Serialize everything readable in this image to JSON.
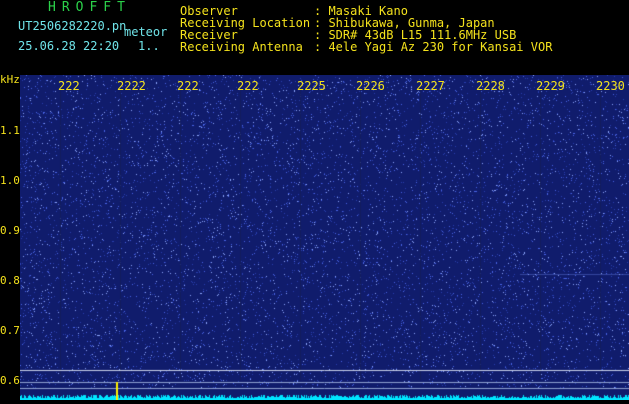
{
  "header": {
    "app_title": "HROFFT",
    "file_name": "UT2506282220.pn",
    "mode": "meteor",
    "date_time": "25.06.28 22:20",
    "count": "1..",
    "info": [
      {
        "key": "Observer",
        "value": ": Masaki Kano"
      },
      {
        "key": "Receiving Location",
        "value": ": Shibukawa, Gunma, Japan"
      },
      {
        "key": "Receiver",
        "value": ": SDR# 43dB L15 111.6MHz USB"
      },
      {
        "key": "Receiving Antenna",
        "value": ": 4ele Yagi Az 230 for Kansai VOR"
      }
    ]
  },
  "axis": {
    "unit": "kHz",
    "time_ticks": [
      "222",
      "2222",
      "222",
      "222",
      "2225",
      "2226",
      "2227",
      "2228",
      "2229",
      "2230"
    ],
    "freq_ticks": [
      "1.1",
      "1.0",
      "0.9",
      "0.8",
      "0.7",
      "0.6"
    ]
  },
  "colors": {
    "header_title": "#2bd14a",
    "header_text": "#6fe3e8",
    "axis_labels": "#f4e21c",
    "waterfall_bg": "#101c6c",
    "noise_dots": "#5a7cff",
    "baseline": "#00e5ff",
    "marker": "#ffee00"
  }
}
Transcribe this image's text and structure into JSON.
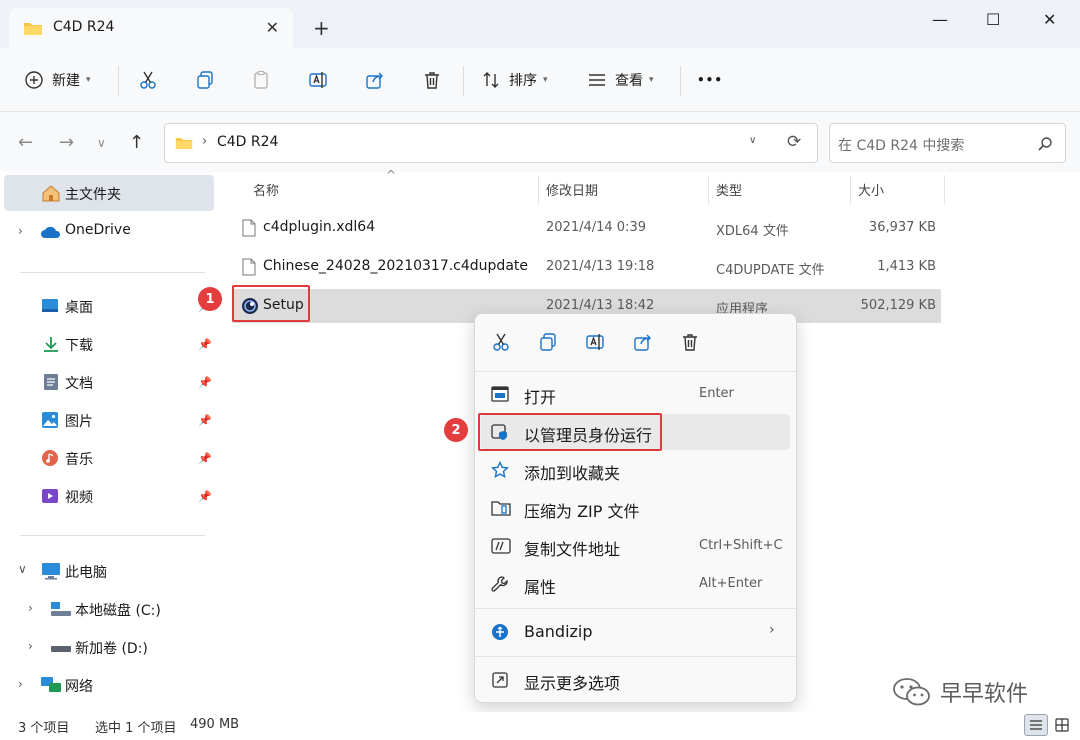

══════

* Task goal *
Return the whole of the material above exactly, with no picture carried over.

* Answer space *
Serialize everything readable in this image to JSON.
{
  "header": {
    "app_title": "HROFFT",
    "file_name": "UT2506282220.pn",
    "mode": "meteor",
    "date_time": "25.06.28 22:20",
    "count": "1..",
    "info": [
      {
        "key": "Observer",
        "value": ": Masaki Kano"
      },
      {
        "key": "Receiving Location",
        "value": ": Shibukawa, Gunma, Japan"
      },
      {
        "key": "Receiver",
        "value": ": SDR# 43dB L15 111.6MHz USB"
      },
      {
        "key": "Receiving Antenna",
        "value": ": 4ele Yagi Az 230 for Kansai VOR"
      }
    ]
  },
  "axis": {
    "unit": "kHz",
    "time_ticks": [
      "222",
      "2222",
      "222",
      "222",
      "2225",
      "2226",
      "2227",
      "2228",
      "2229",
      "2230"
    ],
    "freq_ticks": [
      "1.1",
      "1.0",
      "0.9",
      "0.8",
      "0.7",
      "0.6"
    ]
  },
  "colors": {
    "header_title": "#2bd14a",
    "header_text": "#6fe3e8",
    "axis_labels": "#f4e21c",
    "waterfall_bg": "#101c6c",
    "noise_dots": "#5a7cff",
    "baseline": "#00e5ff",
    "marker": "#ffee00"
  }
}
Transcribe this image's text and structure into JSON.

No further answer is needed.